The steering gear is the central component of a car’s steering system. The steering gear is responsible for transferring the motion of the steering wheel to your car’s wheels. This, along with power steering (if applicable), allows for optimal handling and better steering with less input from the driver.
Steering gear types
The two kinds of steering gears are:
- Rack-and-pinion – This is the steering gear type for almost all regular cars. It uses a component called a pinion gear that is attached at the end of the steering column. The pinion gear turns as you turn your steering wheel, which then allows the rack gear to move as needed. This transfer of motion then moves the steering linkage that controls the steering knuckle and wheels. Rack-and-pinion steering systems allow you to turn with less motion from the steering wheel.
- Recirculating ball – Utility vehicles, trucks, and some vintage vehicles utilize a recirculating ball steering system.

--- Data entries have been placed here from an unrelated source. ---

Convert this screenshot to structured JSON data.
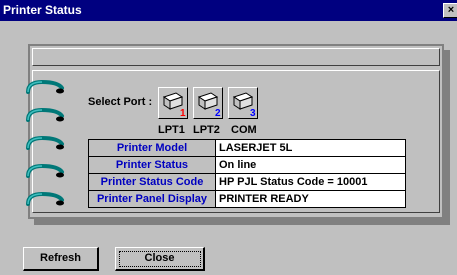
{
  "window": {
    "title": "Printer Status",
    "close_glyph": "×"
  },
  "ports": {
    "label": "Select Port :",
    "items": [
      {
        "name": "LPT1",
        "number": "1",
        "color": "#ff0000",
        "icon": "printer-icon"
      },
      {
        "name": "LPT2",
        "number": "2",
        "color": "#0000ff",
        "icon": "printer-icon"
      },
      {
        "name": "COM",
        "number": "3",
        "color": "#0000ff",
        "icon": "printer-icon"
      }
    ]
  },
  "info": [
    {
      "label": "Printer Model",
      "value": "LASERJET 5L"
    },
    {
      "label": "Printer Status",
      "value": "On line"
    },
    {
      "label": "Printer Status Code",
      "value": "HP PJL Status Code = 10001"
    },
    {
      "label": "Printer Panel Display",
      "value": "PRINTER READY"
    }
  ],
  "buttons": {
    "refresh": "Refresh",
    "close": "Close"
  },
  "colors": {
    "titlebar": "#000080",
    "label_text": "#0000c0",
    "ring": "#007878"
  }
}
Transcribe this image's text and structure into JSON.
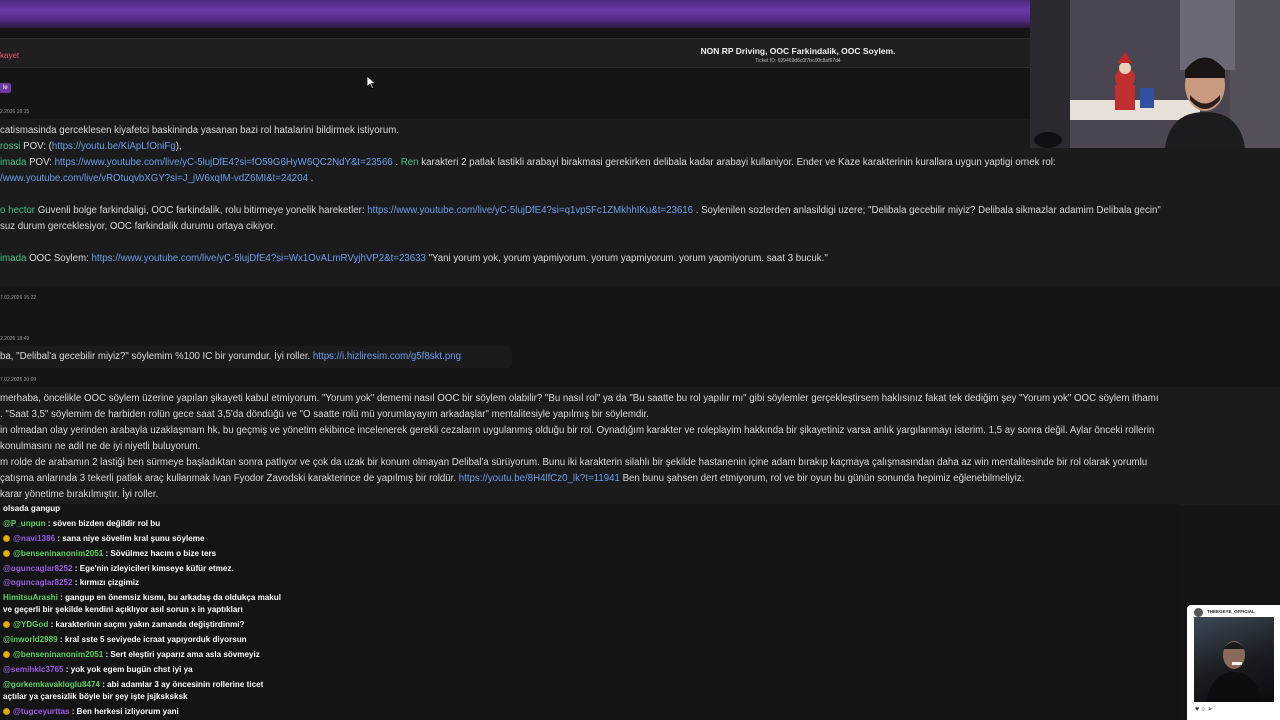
{
  "ticket": {
    "status_label": "kayet",
    "title": "NON RP Driving, OOC Farkindalik, OOC Soylem.",
    "ticket_id": "Ticket ID: 699469d6c0f7bc00c8af67d4",
    "tag_label": "le"
  },
  "timestamps": {
    "t1": "2.2026 16:15",
    "t2": "7.02.2026 16:22",
    "t3": "2.2026 18:49",
    "t4": "7.02.2026 20:09"
  },
  "complaint": {
    "l1": "catismasinda gerceklesen kiyafetci baskininda yasanan bazi rol hatalarini bildirmek istiyorum.",
    "l2_a": "rossi",
    "l2_b": " POV: (",
    "l2_link": "https://youtu.be/KiApLfOniFg",
    "l2_c": "),",
    "l3_a": "imada",
    "l3_b": " POV: ",
    "l3_link": "https://www.youtube.com/live/yC-5lujDfE4?si=fO59G6HyW6QC2NdY&t=23566",
    "l3_c": " . ",
    "l3_men": "Ren",
    "l3_d": " karakteri 2 patlak lastikli arabayi birakmasi gerekirken delibala kadar arabayi kullaniyor.  Ender ve Kaze karakterinin kurallara uygun yaptigi ornek rol:",
    "l4_link": "/www.youtube.com/live/vROtuqvbXGY?si=J_jW6xqIM-vdZ6MI&t=24204",
    "l4_b": " .",
    "l5_a": "o hector",
    "l5_b": " Guvenli bolge farkindaligi, OOC farkindalik, rolu bitirmeye yonelik hareketler: ",
    "l5_link": "https://www.youtube.com/live/yC-5lujDfE4?si=q1vp5Fc1ZMkhhIKu&t=23616",
    "l5_c": " . Soylenilen sozlerden anlasildigi uzere; \"Delibala gecebilir miyiz? Delibala sikmazlar adamim Delibala gecin\"",
    "l6": "suz durum gerceklesiyor, OOC farkindalik durumu ortaya cikiyor.",
    "l7_a": "imada",
    "l7_b": " OOC Soylem: ",
    "l7_link": "https://www.youtube.com/live/yC-5lujDfE4?si=Wx1OvALmRVyjhVP2&t=23633",
    "l7_c": " \"Yani yorum yok, yorum yapmiyorum. yorum yapmiyorum. yorum yapmiyorum. saat 3 bucuk.\""
  },
  "reply1": {
    "text": "ba, \"Delibal'a gecebilir miyiz?\" söylemim %100 IC bir yorumdur. İyi roller. ",
    "link": "https://i.hizliresim.com/g5f8skt.png"
  },
  "reply2": {
    "l1": "merhaba, öncelikle OOC söylem üzerine yapılan şikayeti kabul etmiyorum. \"Yorum yok\" dememi nasıl OOC bir söylem olabilir? \"Bu nasıl rol\" ya da \"Bu saatte bu rol yapılır mı\" gibi söylemler gerçekleştirsem haklısınız fakat tek dediğim şey \"Yorum yok\" OOC söylem ithamı",
    "l2": ". \"Saat 3,5\" söylemim de harbiden rolün gece saat 3,5'da döndüğü ve \"O saatte rolü mü yorumlayayım arkadaşlar\" mentalitesiyle yapılmış bir söylemdir.",
    "l3": "in olmadan olay yerinden arabayla uzaklaşmam hk, bu geçmiş ve yönetim ekibince incelenerek gerekli cezaların uygulanmış olduğu bir rol. Oynadığım karakter ve roleplayim hakkında bir şikayetiniz varsa anlık yargılanmayı isterim. 1,5 ay sonra değil. Aylar önceki rollerin",
    "l4": "konulmasını ne adil ne de iyi niyetli buluyorum.",
    "l5": "m rolde de arabamın 2 lastiği ben sürmeye başladıktan sonra patlıyor ve çok da uzak bir konum olmayan Delibal'a sürüyorum. Bunu iki karakterin silahlı bir şekilde hastanenin içine adam bırakıp kaçmaya çalışmasından daha az win mentalitesinde bir rol olarak yorumlu",
    "l6_a": "çatışma anlarında 3 tekerli patlak araç kullanmak Ivan Fyodor Zavodski karakterince de yapılmış bir roldür. ",
    "l6_link": "https://youtu.be/8H4lfCz0_lk?t=11941",
    "l6_b": " Ben bunu şahsen dert etmiyorum, rol ve bir oyun bu günün sonunda hepimiz eğlenebilmeliyiz.",
    "l7": "karar yönetime bırakılmıştır. İyi roller."
  },
  "chat": [
    {
      "badge": false,
      "user": "",
      "text": "olsada gangup",
      "color": ""
    },
    {
      "badge": false,
      "user": "@P_unpun",
      "text": " : söven bizden değildir rol bu",
      "color": "green"
    },
    {
      "badge": true,
      "user": "@navi1386",
      "text": " : sana niye sövelim kral şunu söyleme",
      "color": "purple"
    },
    {
      "badge": true,
      "user": "@benseninanonim2051",
      "text": " : Sövülmez hacım o bize ters",
      "color": "green"
    },
    {
      "badge": false,
      "user": "@oguncaglar8252",
      "text": " : Ege'nin izleyicileri kimseye küfür etmez.",
      "color": "purple"
    },
    {
      "badge": false,
      "user": "@oguncaglar8252",
      "text": " : kırmızı çizgimiz",
      "color": "purple"
    },
    {
      "badge": false,
      "user": "HimitsuArashi",
      "text": " : gangup en önemsiz kısmı, bu arkadaş da oldukça makul",
      "color": "green"
    },
    {
      "badge": false,
      "user": "",
      "text": "ve geçerli bir şekilde kendini açıklıyor asıl sorun x in yaptıkları",
      "color": ""
    },
    {
      "badge": true,
      "user": "@YDGod",
      "text": " : karakterinin saçmı yakın zamanda değiştirdinmi?",
      "color": "green"
    },
    {
      "badge": false,
      "user": "@inworld2989",
      "text": " : kral sste 5 seviyede icraat yapıyorduk diyorsun",
      "color": "green"
    },
    {
      "badge": true,
      "user": "@benseninanonim2051",
      "text": " : Sert eleştiri yaparız ama asla sövmeyiz",
      "color": "green"
    },
    {
      "badge": false,
      "user": "@semihklc3765",
      "text": " : yok yok egem bugün chst iyi ya",
      "color": "purple"
    },
    {
      "badge": false,
      "user": "@gorkemkavakloglu8474",
      "text": " : abi adamlar 3 ay öncesinin rollerine ticet",
      "color": "green"
    },
    {
      "badge": false,
      "user": "",
      "text": "açtılar ya çaresizlik böyle bir şey işte jsjksksksk",
      "color": ""
    },
    {
      "badge": true,
      "user": "@tugceyurttas",
      "text": " : Ben herkesi izliyorum yani",
      "color": "purple"
    }
  ],
  "overlay": {
    "handle": "THEEGEYE_OFFICIAL",
    "icons": "♥ ○ ➢"
  }
}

The design involves a worm gear and several ball bearings inside of a steering box. These components allow for less friction in between the gears. You will generally be able to turn the steering wheel much further in a recirculating ball steering system. This type of system is especially helpful for large trucks carrying heavy loads.
Power steering types
- Hydraulic – Hydraulic power steering systems is more common in older vehicles. They utilize a belt- or gear-driven pump that pressurizes the hydraulic fluid necessary to help you turn the steering wheel.
- Electric – Modern cars will typically be outfitted with an electric power steering system. These system utilize an electronic motor to provide steering assistance. This motor will also shift the steering gear left or right depending on the input from the torque sensor.
Signs of a Bad Steering Gear
- Grinding noise when steering – A faulty steering gear will often result in some noise. This is due to the wear on the inner components allowing for too much room between them.
- Binding in the steering wheel – Worn steering gear components will often make turning the steering wheel feel more difficult.
- Loose steering – typically caused by loose components within the steering gear.
- Car drifts to one side – A damaged steering gear can cause your steering to pull to one side, resulting in some drifting while driving. This is an especially dangerous issue that should not be ignored.
- Power steering not working – If you are used to power steering, you will definitely notice when it stops working in your vehicle as it will be significantly harder to steer. This can be due to a mechanical issue from the steering gear or a malfunction from the power steering computer if your vehicle uses an electric power steering system.
- Dashboard warning lights turn on – dashboard warning light configuration tends to vary slightly from vehicle to vehicle, but you may have one or more turn on if there is a problem with the steering gear. This will also produce a diagnostic code that your mechanic can reference when resolving the issue.
- Hydraulic fuel leak – Hydraulic fuel leaks will often cause problems for the steering gear. This leaks can come from multiple places from inside your steering gear and if ignored can cause permanent damage to your vehicle.
If you notice any of the above signs, it’s time to get in contact with a mechanic to get your steering gear serviced. The best way to book car maintenance services is by booking through CarAdvise. CarAdvise makes booking services simple and will guarantee that you will pay less than the price in the shop!« Back to Glossary Index